WASHINGTON — House investigators say they have issued subpoenas to House Republican Leader Kevin McCarthy and four other GOP lawmakers as part of their probe into the violent January 6 insurrection, an extraordinary step that has little precedent and is certain to further inflame partisan tensions over the 2021 attack.
The January 6 panel’s subpoenas for McCarthy, who is from California, and Republican Representatives Jim Jordan of Ohio, Scott Perry of Pennsylvania, Andy Biggs of Arizona and Mo Brooks of Alabama came as the investigation is winding down and as the panel prepares for a series of public hearings this summer.
The committee has been investigating McCarthy’s conversations with then-US president Donald Trump the day of the attack and meetings that the four other lawmakers had with the White House as Trump and his aides conspired to overturn his defeat. They have been debating for months over whether to issue the subpoenas.
Congressional subpoenas for sitting members of Congress, especially for a party leader, are almost without precedent in recent decades. The panel had previously asked for voluntary cooperation from the five men, along with a handful of other GOP lawmakers, but all of them refused to speak with the panel.
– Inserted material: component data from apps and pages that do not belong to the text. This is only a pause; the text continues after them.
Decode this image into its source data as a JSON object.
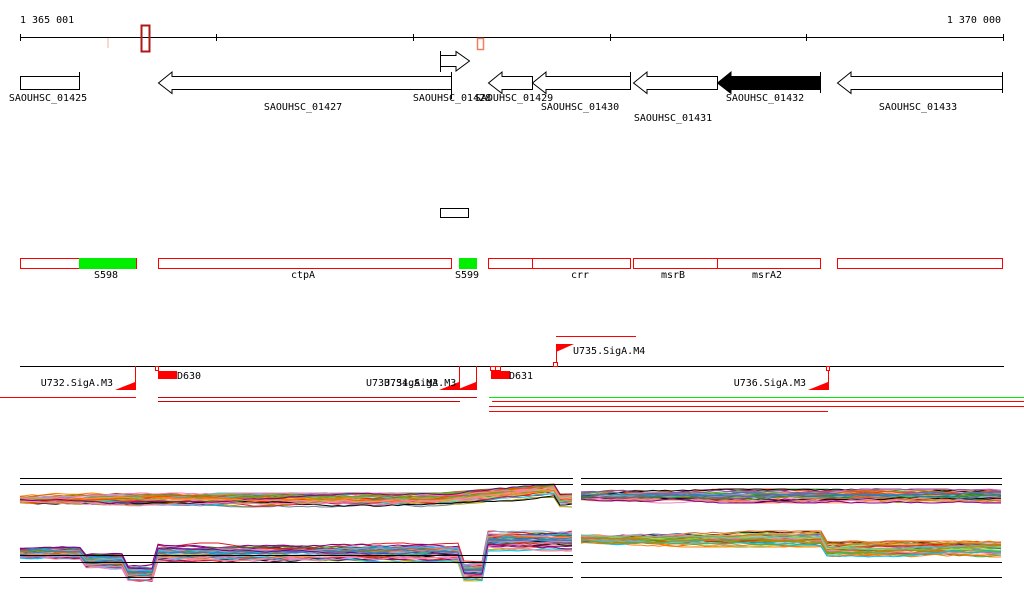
{
  "ruler": {
    "start_label": "1 365 001",
    "end_label": "1 370 000"
  },
  "genes": [
    {
      "name": "SAOUHSC_01425",
      "strand": "+",
      "filled": false
    },
    {
      "name": "SAOUHSC_01427",
      "strand": "-",
      "filled": false
    },
    {
      "name": "SAOUHSC_01428",
      "strand": "+",
      "filled": false
    },
    {
      "name": "SAOUHSC_01429",
      "strand": "-",
      "filled": false
    },
    {
      "name": "SAOUHSC_01430",
      "strand": "-",
      "filled": false
    },
    {
      "name": "SAOUHSC_01431",
      "strand": "-",
      "filled": false
    },
    {
      "name": "SAOUHSC_01432",
      "strand": "-",
      "filled": true
    },
    {
      "name": "SAOUHSC_01433",
      "strand": "-",
      "filled": false
    }
  ],
  "features": [
    {
      "name": "S598"
    },
    {
      "name": "ctpA"
    },
    {
      "name": "S599"
    },
    {
      "name": "crr"
    },
    {
      "name": "msrB"
    },
    {
      "name": "msrA2"
    }
  ],
  "promoters": [
    {
      "name": "U732.SigA.M3"
    },
    {
      "name": "U733.SigA.M3"
    },
    {
      "name": "U734.SigA.M3"
    },
    {
      "name": "U735.SigA.M4"
    },
    {
      "name": "U736.SigA.M3"
    }
  ],
  "terminators": [
    {
      "name": "D630"
    },
    {
      "name": "D631"
    }
  ],
  "colors": {
    "feature": "#ff0000",
    "srna": "#00ee00",
    "gene": "#000000"
  }
}
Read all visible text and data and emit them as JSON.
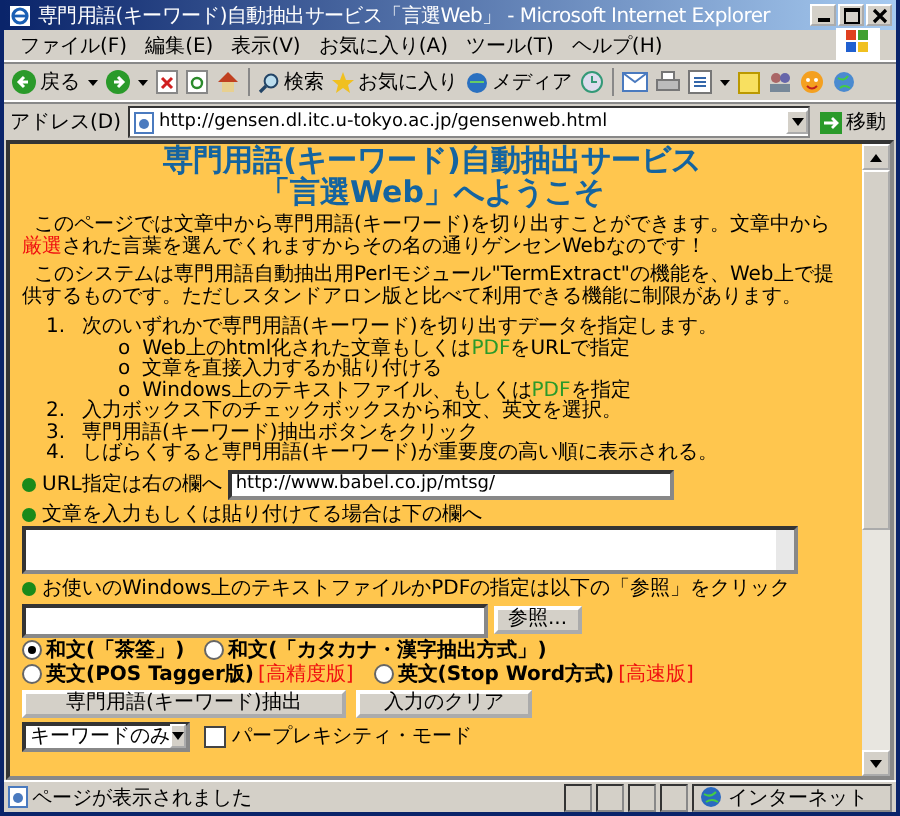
{
  "window": {
    "title": "専門用語(キーワード)自動抽出サービス「言選Web」 - Microsoft Internet Explorer"
  },
  "menu": [
    "ファイル(F)",
    "編集(E)",
    "表示(V)",
    "お気に入り(A)",
    "ツール(T)",
    "ヘルプ(H)"
  ],
  "toolbar": {
    "back": "戻る",
    "search": "検索",
    "favorites": "お気に入り",
    "media": "メディア"
  },
  "address": {
    "label": "アドレス(D)",
    "url": "http://gensen.dl.itc.u-tokyo.ac.jp/gensenweb.html",
    "go": "移動"
  },
  "page": {
    "heading": [
      "専門用語(キーワード)自動抽出サービス",
      "「言選Web」へようこそ"
    ],
    "paragraphs": [
      "このページでは文章中から専門用語(キーワード)を切り出すことができます。文章中から**厳選**された言葉を選んでくれますからその名の通りゲンセンWebなのです！",
      "このシステムは専門用語自動抽出用Perlモジュール\"TermExtract\"の機能を、Web上で提供するものです。ただしスタンドアロン版と比べて利用できる機能に制限があります。"
    ],
    "steps": [
      {
        "number": "1.",
        "text": "次のいずれかで専門用語(キーワード)を切り出すデータを指定します。",
        "children": [
          {
            "bullet": "o",
            "text": "Web上のhtml化された文章もしくは**PDF**をURLで指定"
          },
          {
            "bullet": "o",
            "text": "文章を直接入力するか貼り付ける"
          },
          {
            "bullet": "o",
            "text": "Windows上のテキストファイル、もしくは**PDF**を指定"
          }
        ]
      },
      {
        "number": "2.",
        "text": "入力ボックス下のチェックボックスから和文、英文を選択。"
      },
      {
        "number": "3.",
        "text": "専門用語(キーワード)抽出ボタンをクリック"
      },
      {
        "number": "4.",
        "text": "しばらくすると専門用語(キーワード)が重要度の高い順に表示される。"
      }
    ],
    "url_label": "URL指定は右の欄へ",
    "url_value": "http://www.babel.co.jp/mtsg/",
    "text_label": "文章を入力もしくは貼り付けてる場合は下の欄へ",
    "file_label": "お使いのWindows上のテキストファイルかPDFの指定は以下の「参照」をクリック",
    "browse": "参照...",
    "options": [
      [
        {
          "label": "和文(「茶筌」)",
          "selected": true
        },
        {
          "label": "和文(「カタカナ・漢字抽出方式」)",
          "selected": false
        }
      ],
      [
        {
          "label": "英文(POS Tagger版)",
          "note": "[高精度版]",
          "selected": false
        },
        {
          "label": "英文(Stop Word方式)",
          "note": "[高速版]",
          "selected": false
        }
      ]
    ],
    "buttons": [
      "専門用語(キーワード)抽出",
      "入力のクリア"
    ],
    "mode_select": "キーワードのみ",
    "perplexity": {
      "label": "パープレキシティ・モード",
      "checked": false
    }
  },
  "status_bar": {
    "text": "ページが表示されました",
    "zone": "インターネット"
  }
}
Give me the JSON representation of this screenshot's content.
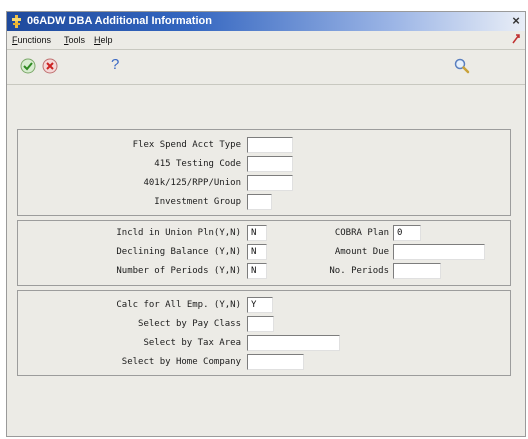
{
  "window": {
    "title": "06ADW  DBA Additional Information",
    "close_label": "×"
  },
  "menu": {
    "items": [
      {
        "hotkey": "F",
        "rest": "unctions"
      },
      {
        "hotkey": "T",
        "rest": "ools"
      },
      {
        "hotkey": "H",
        "rest": "elp"
      }
    ]
  },
  "toolbar": {
    "ok_icon": "check-icon",
    "cancel_icon": "cancel-icon",
    "help_label": "?",
    "search_icon": "magnifier-icon"
  },
  "group1": {
    "flex_spend_label": "Flex Spend Acct Type",
    "flex_spend_value": "",
    "testing_code_label": "415 Testing Code",
    "testing_code_value": "",
    "union_label": "401k/125/RPP/Union",
    "union_value": "",
    "investment_group_label": "Investment Group",
    "investment_group_value": ""
  },
  "group2": {
    "incld_union_label": "Incld in Union Pln(Y,N)",
    "incld_union_value": "N",
    "declining_balance_label": "Declining Balance (Y,N)",
    "declining_balance_value": "N",
    "number_periods_label": "Number of Periods (Y,N)",
    "number_periods_value": "N",
    "cobra_plan_label": "COBRA Plan",
    "cobra_plan_value": "0",
    "amount_due_label": "Amount Due",
    "amount_due_value": "",
    "no_periods_label": "No. Periods",
    "no_periods_value": ""
  },
  "group3": {
    "calc_all_label": "Calc for All Emp. (Y,N)",
    "calc_all_value": "Y",
    "pay_class_label": "Select by Pay Class",
    "pay_class_value": "",
    "tax_area_label": "Select by Tax Area",
    "tax_area_value": "",
    "home_company_label": "Select by Home Company",
    "home_company_value": ""
  }
}
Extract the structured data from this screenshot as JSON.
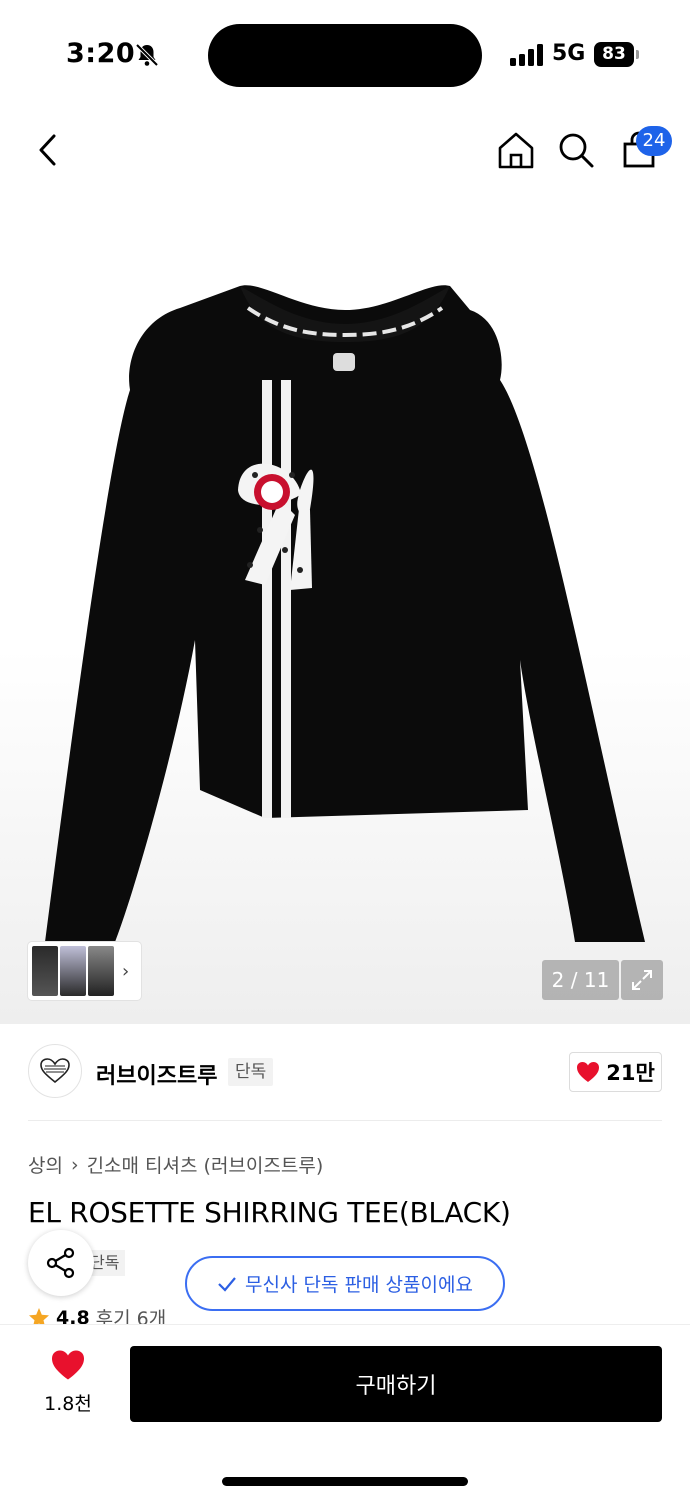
{
  "status_bar": {
    "time": "3:20",
    "network": "5G",
    "battery": "83"
  },
  "nav": {
    "cart_count": "24"
  },
  "gallery": {
    "counter": "2 / 11"
  },
  "brand": {
    "logo_text": "LOVEISTRUE",
    "name": "러브이즈트루",
    "exclusive_tag": "단독",
    "likes": "21만"
  },
  "breadcrumb": {
    "category": "상의",
    "sub_category": "긴소매 티셔츠 (러브이즈트루)"
  },
  "product": {
    "title": "EL ROSETTE SHIRRING TEE(BLACK)",
    "tag": "단독"
  },
  "toast": {
    "text": "무신사 단독 판매 상품이에요"
  },
  "rating": {
    "score": "4.8",
    "reviews": "후기 6개"
  },
  "bottom_bar": {
    "wish_count": "1.8천",
    "buy_label": "구매하기"
  },
  "colors": {
    "accent_blue": "#1e63e9",
    "heart_red": "#e8112d",
    "star": "#f5a623"
  }
}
“These members include those who participated in meetings at the White House, those who had direct conversations with President Trump leading up to and during the attack on the Capitol, and those who were involved in the planning and coordination of certain activities on and before January 6th,” the committee says as it announced the subpoenas.